Interface dataset entries

==========

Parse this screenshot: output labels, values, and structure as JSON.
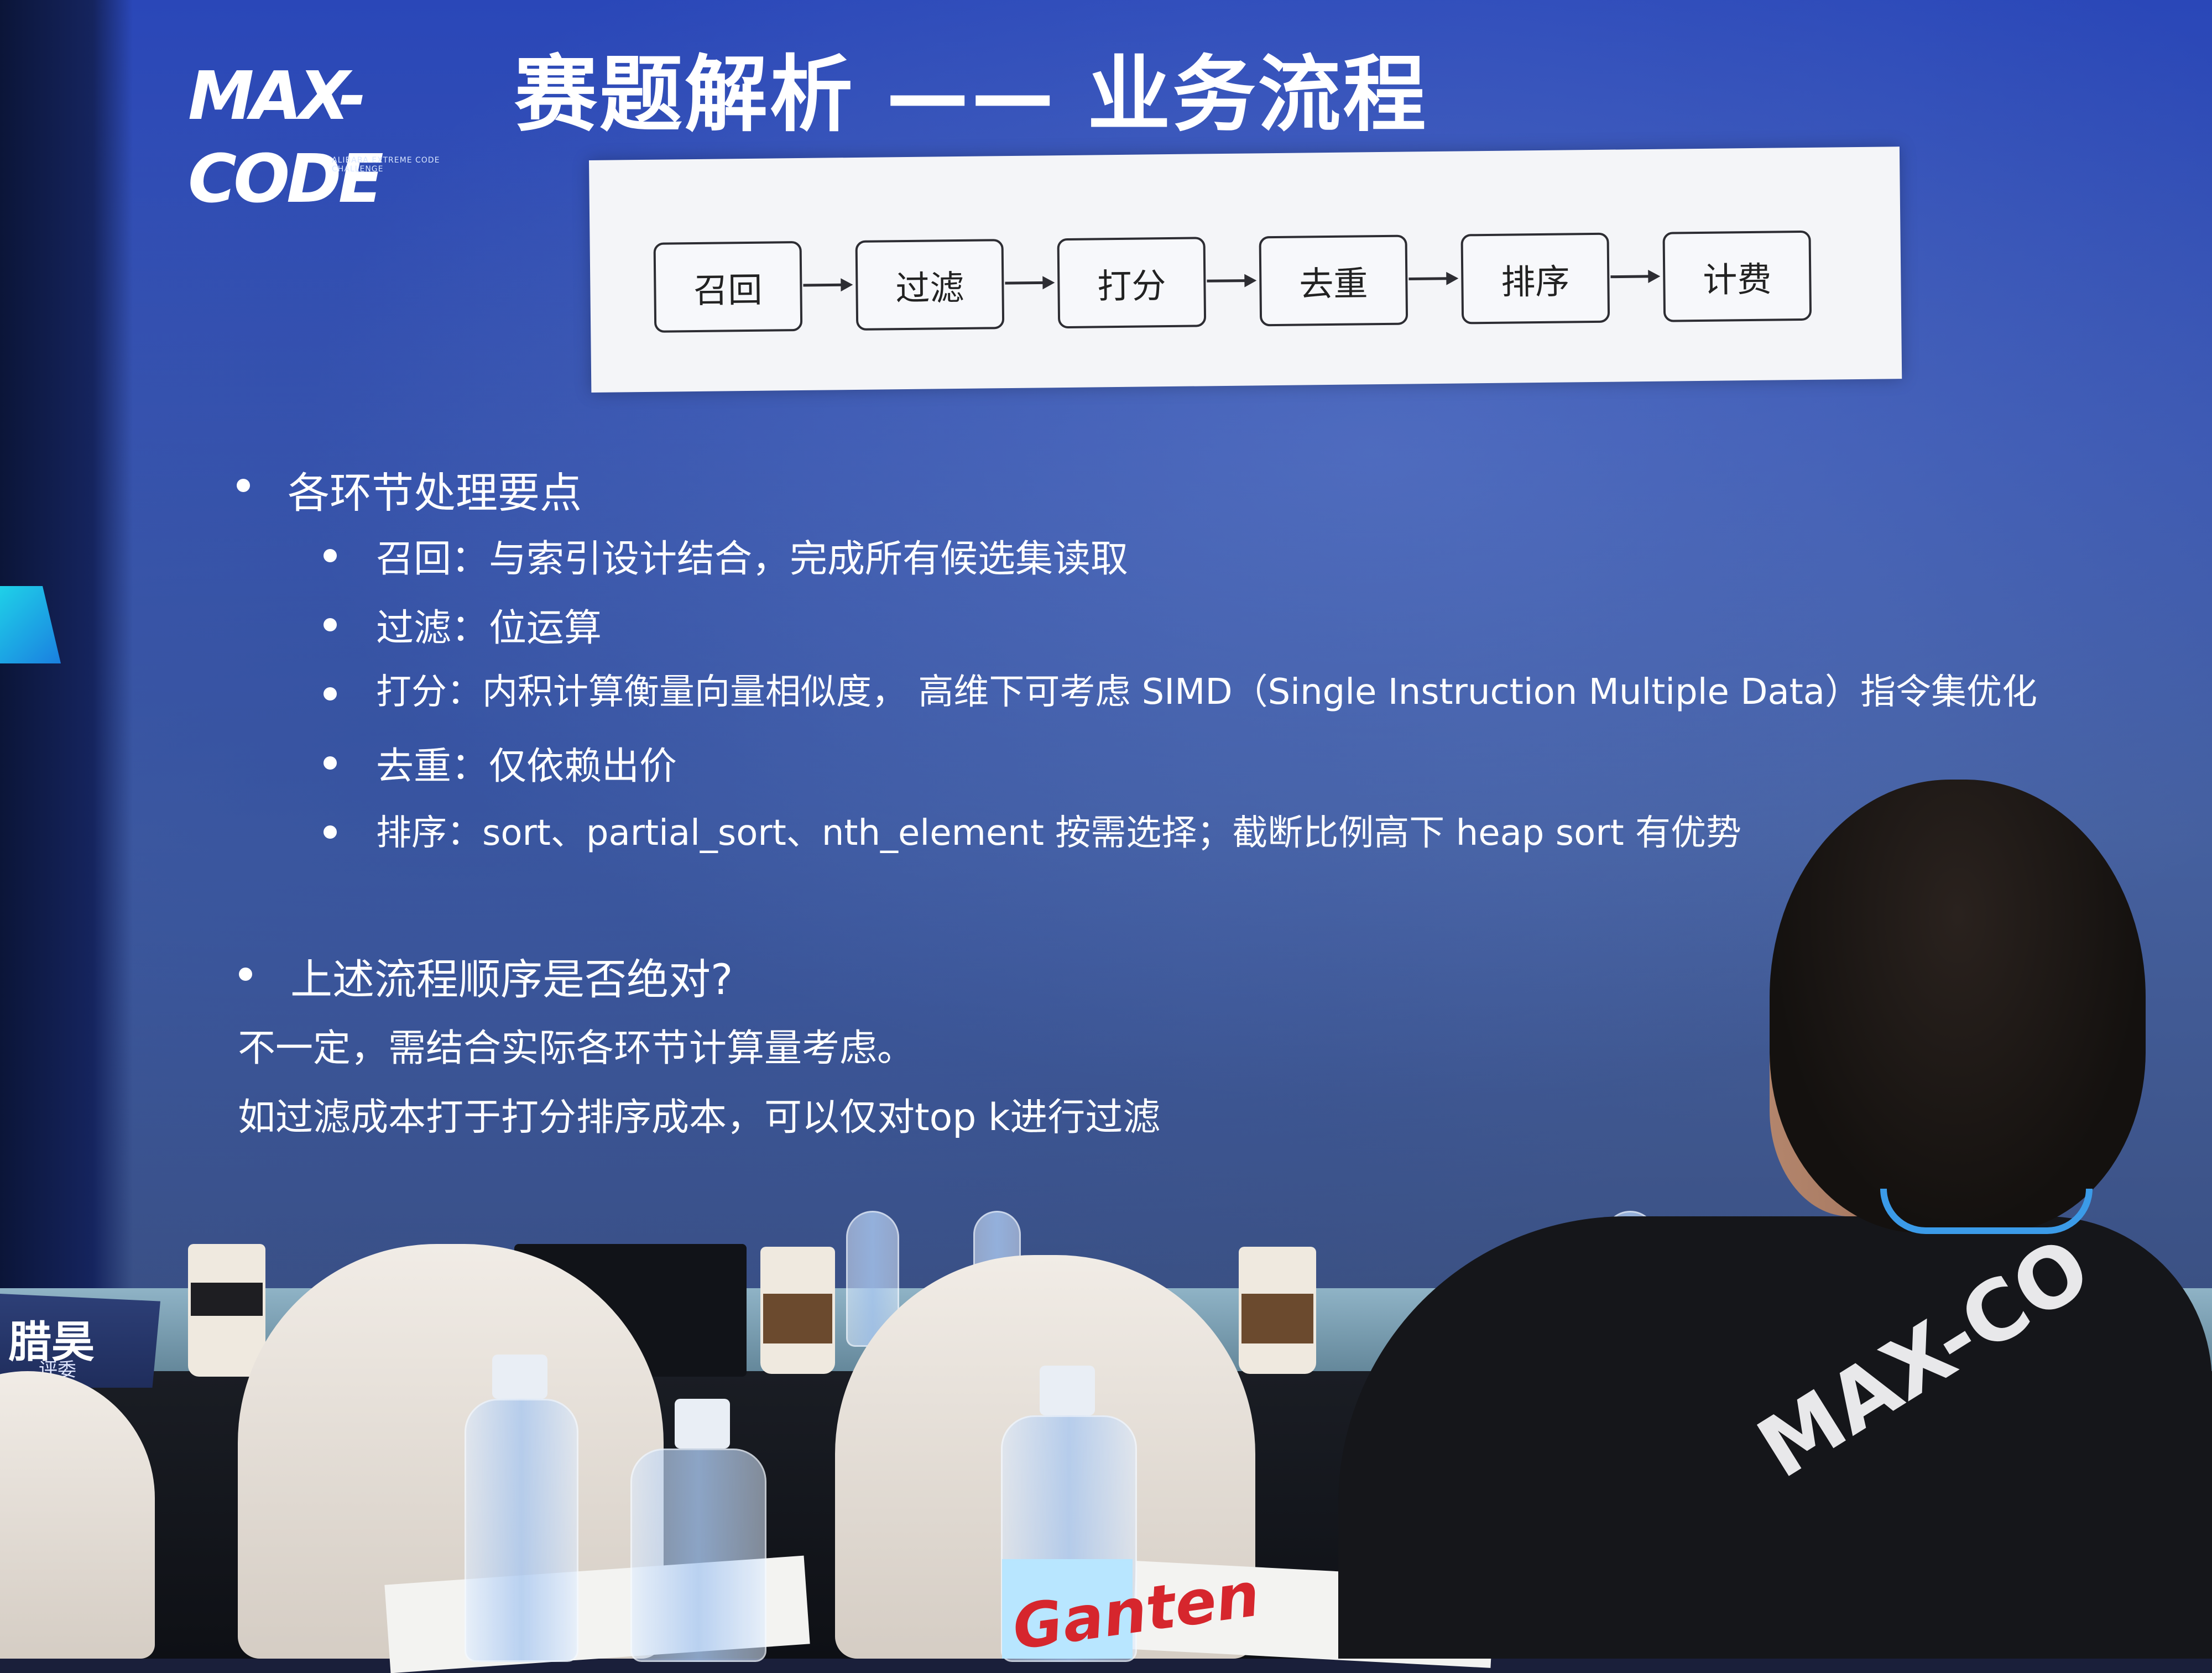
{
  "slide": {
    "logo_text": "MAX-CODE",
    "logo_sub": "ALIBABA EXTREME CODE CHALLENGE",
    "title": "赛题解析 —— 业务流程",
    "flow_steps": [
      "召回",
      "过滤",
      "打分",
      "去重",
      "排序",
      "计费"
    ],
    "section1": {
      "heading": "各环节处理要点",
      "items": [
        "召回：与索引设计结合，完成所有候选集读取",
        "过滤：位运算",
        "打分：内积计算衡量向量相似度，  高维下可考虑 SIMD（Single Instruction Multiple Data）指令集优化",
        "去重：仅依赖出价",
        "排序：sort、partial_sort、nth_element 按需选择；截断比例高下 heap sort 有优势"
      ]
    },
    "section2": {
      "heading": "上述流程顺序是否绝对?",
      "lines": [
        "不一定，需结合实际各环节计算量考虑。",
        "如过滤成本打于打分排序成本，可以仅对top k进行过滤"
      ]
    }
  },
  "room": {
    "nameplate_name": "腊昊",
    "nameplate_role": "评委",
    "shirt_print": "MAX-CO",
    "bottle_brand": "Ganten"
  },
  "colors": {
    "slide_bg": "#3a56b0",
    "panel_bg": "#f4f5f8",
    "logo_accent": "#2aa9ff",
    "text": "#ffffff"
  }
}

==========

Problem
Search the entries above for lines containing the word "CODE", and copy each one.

Final answer
    "logo_text": "MAX-CODE",
    "logo_sub": "ALIBABA EXTREME CODE CHALLENGE",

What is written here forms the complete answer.